The faithful are playing with reference to a different set of rules when arguing for the merits of religion based on faith alone. Faith, by definition, requires no tangible evidence. But claims from the faithful about human history can be countered by the inquisitive atheist. We all have access to a plethora of terrestrial historical accounts which were not gleaned from divine revelation. In this edition of the podcast, Aidan explores the classic argument of the faithful against atheism when discussing human history. This argument – especially prevalent whenever the issue of violence or hatred is discussed – is that Adolf Hitler was an atheist. The inferred claim is that this godlessness demonstrates the danger of turning away from the moral teachings of the church. Another aspect of the argument which is often thrown in as an addendum is a charge that the Third Reich was a secular movement. How much merit is there in these claims? Did Hitler reject God, and if he did, did this make a difference to human history? And how secular was Hitler’s Nazi regime? Aidan delves into the argument to provide grounded insight and analysis. Indeed, as with the claims of the holy books, the introduction of earthly evidence is crucial when one desires to separate fact from fiction. Selected bibliography: J. Cornwell, Hitler’s Pope: The Secret History of Pius XII A. Hitler (ed. N. Baynes), The Speeches of Adolf Hitler A. Hitler, Mein Kampf C. Hitchens, God Is Not Great G. Orwell, Literature and Totalitarianism
Additional Aidan Project content on related persons:
A scene from the religious satire, Monty Python’s Life of Brian, 1979, directed by Terry Jones.
My latest podcast, Notes on Belief, in which I argue that beliefs matter and are open to reasonable scrutiny.
The phrase, “Extraordinary claims require extraordinary evidence” was famously offered by Carl Sagan as a response to beliefs formed despite a lack of tangible certification. Christopher Hitchens, likewise, stated that, “What can be asserted without evidence can be dismissed without evidence.”
These quotes typify my approach to unsubstantiated claims and superstitious beliefs.

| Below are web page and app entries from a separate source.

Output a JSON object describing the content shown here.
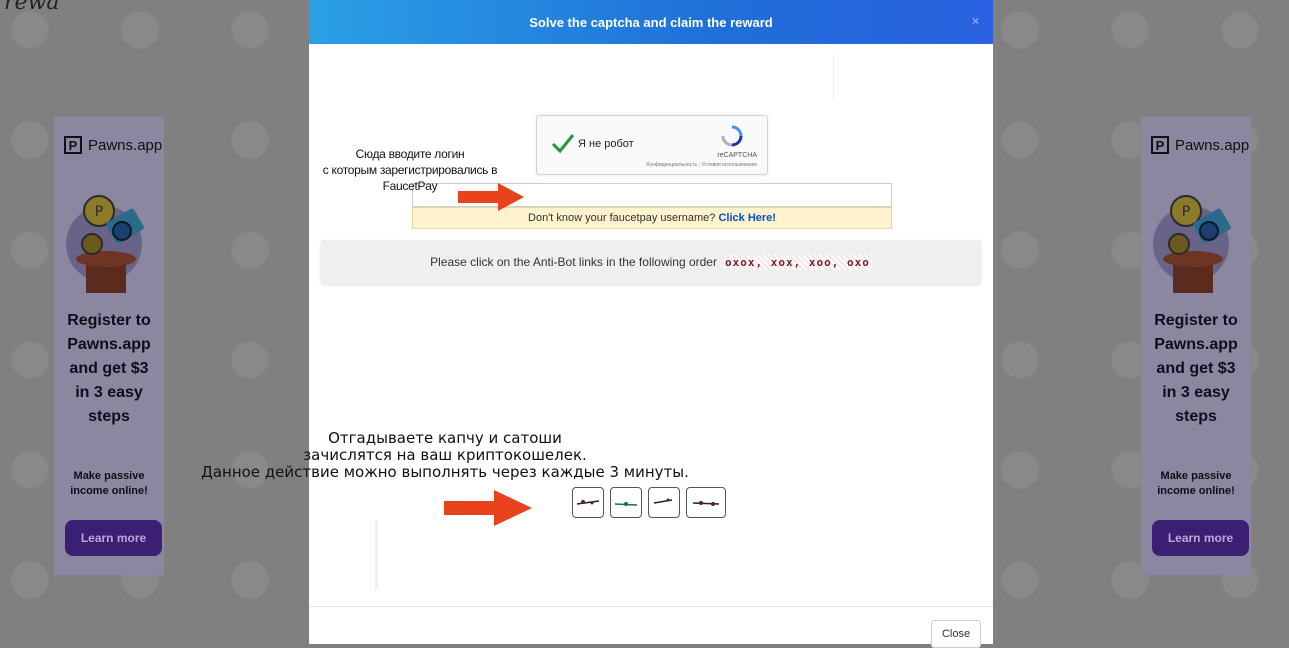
{
  "background": {
    "logo_text": "rewa"
  },
  "ads": {
    "brand": "Pawns.app",
    "headline": [
      "Register to",
      "Pawns.app",
      "and get $3",
      "in 3 easy",
      "steps"
    ],
    "subtext": [
      "Make passive",
      "income online!"
    ],
    "button": "Learn more"
  },
  "modal": {
    "title": "Solve the captcha and claim the reward",
    "close_icon": "×",
    "recaptcha": {
      "checkbox_label": "Я не робот",
      "brand": "reCAPTCHA",
      "links": "Конфиденциальность - Условия использования"
    },
    "username_placeholder": "",
    "help_text": "Don't know your faucetpay username?",
    "help_link": "Click Here!",
    "antibot_prompt": "Please click on the Anti-Bot links in the following order",
    "antibot_order": "oxox, xox, xoo, oxo",
    "footer_close": "Close"
  },
  "annotations": {
    "login_hint": [
      "Сюда вводите логин",
      "с которым зарегистрировались в FaucetPay"
    ],
    "captcha_hint": [
      "Отгадываете капчу и сатоши",
      "зачислятся на ваш криптокошелек.",
      "Данное действие можно выполнять через каждые 3 минуты."
    ]
  },
  "colors": {
    "header_gradient_start": "#2aa0e6",
    "header_gradient_end": "#1f6fd8",
    "arrow": "#e8431d",
    "ad_button": "#3a1f73",
    "link": "#0050d0"
  }
}
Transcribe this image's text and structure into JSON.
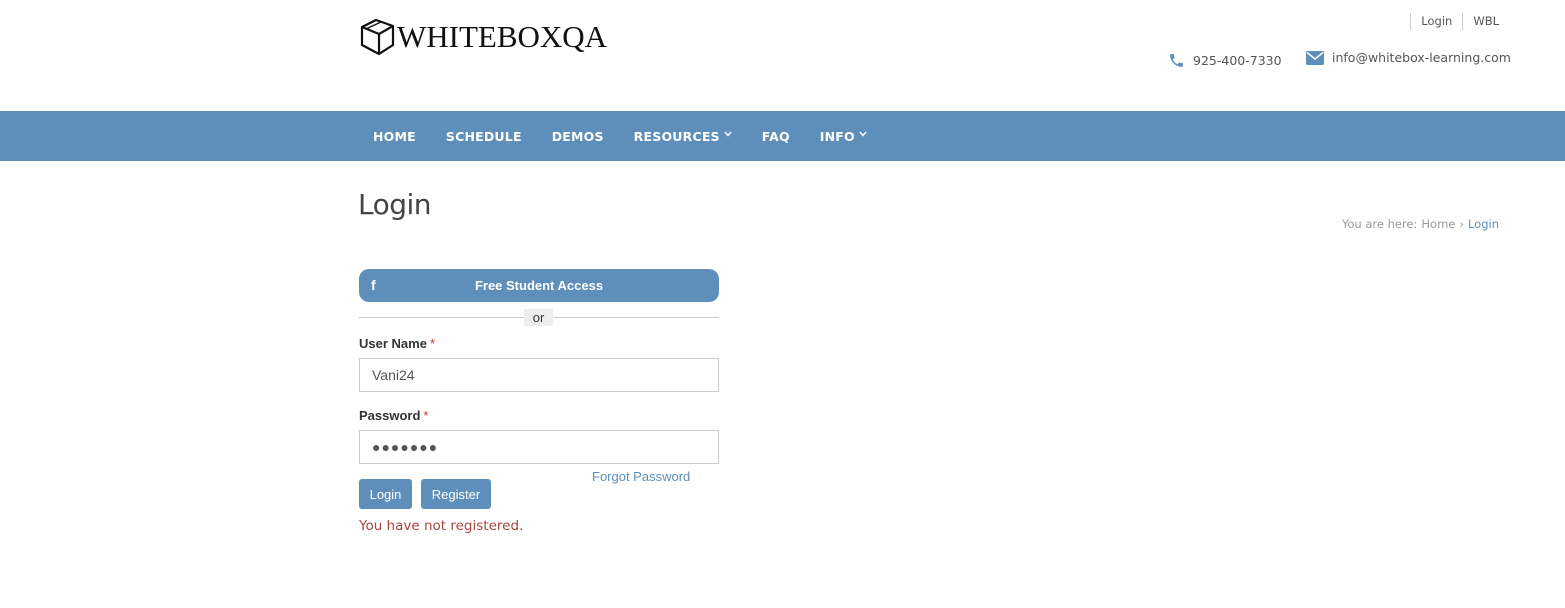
{
  "header": {
    "logo_text": "WHITEBOXQA",
    "top_links": [
      "Login",
      "WBL"
    ],
    "phone": "925-400-7330",
    "email": "info@whitebox-learning.com"
  },
  "nav": {
    "items": [
      {
        "label": "HOME",
        "has_dropdown": false
      },
      {
        "label": "SCHEDULE",
        "has_dropdown": false
      },
      {
        "label": "DEMOS",
        "has_dropdown": false
      },
      {
        "label": "RESOURCES",
        "has_dropdown": true
      },
      {
        "label": "FAQ",
        "has_dropdown": false
      },
      {
        "label": "INFO",
        "has_dropdown": true
      }
    ],
    "chevron": "⌄"
  },
  "page": {
    "title": "Login",
    "breadcrumb": {
      "prefix": "You are here:",
      "home": "Home",
      "separator": "›",
      "current": "Login"
    }
  },
  "form": {
    "fb_button_label": "Free Student Access",
    "fb_icon": "f",
    "or_label": "or",
    "username_label": "User Name",
    "password_label": "Password",
    "required_marker": "*",
    "username_value": "Vani24",
    "password_value": "●●●●●●●",
    "forgot_password": "Forgot Password",
    "login_button": "Login",
    "register_button": "Register",
    "error_message": "You have not registered."
  },
  "colors": {
    "brand": "#5e8fba",
    "error": "#a94442",
    "required": "#cc3333"
  }
}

I released a podcast on June 15, Notes on Belief, which was well-received by the majority of those who heard it (and listened to the argument carefully). As I was so grateful to receive such positive feedback, I have decided – in case you missed them – to point out a selection of other Aidan Project podcasts in which irrational religious beliefs are rightly challenged. I am quite sure that more such episodes will follow, as there are no shortage of theocratic outrages deserving criticism, in the past, in the present and, inevitably, in the future.
It is imperative that society tackles the issues surrounding belief honestly. No free pass for religion, ever. My mission is to speak candidly and to challenge abhorrent ideas.
Liberalism does not mean rolling over for fear of causing offence. Liberalism means standing up for decency and veracity in pursuit of a just world, not apologising for the obscenities of others. I want to do something during my fleeting existence that, even in the most minute way, pushes society towards a brighter future. It is a rather modest, microscopic, contribution amongst such a vast array of discourse, but it is my own.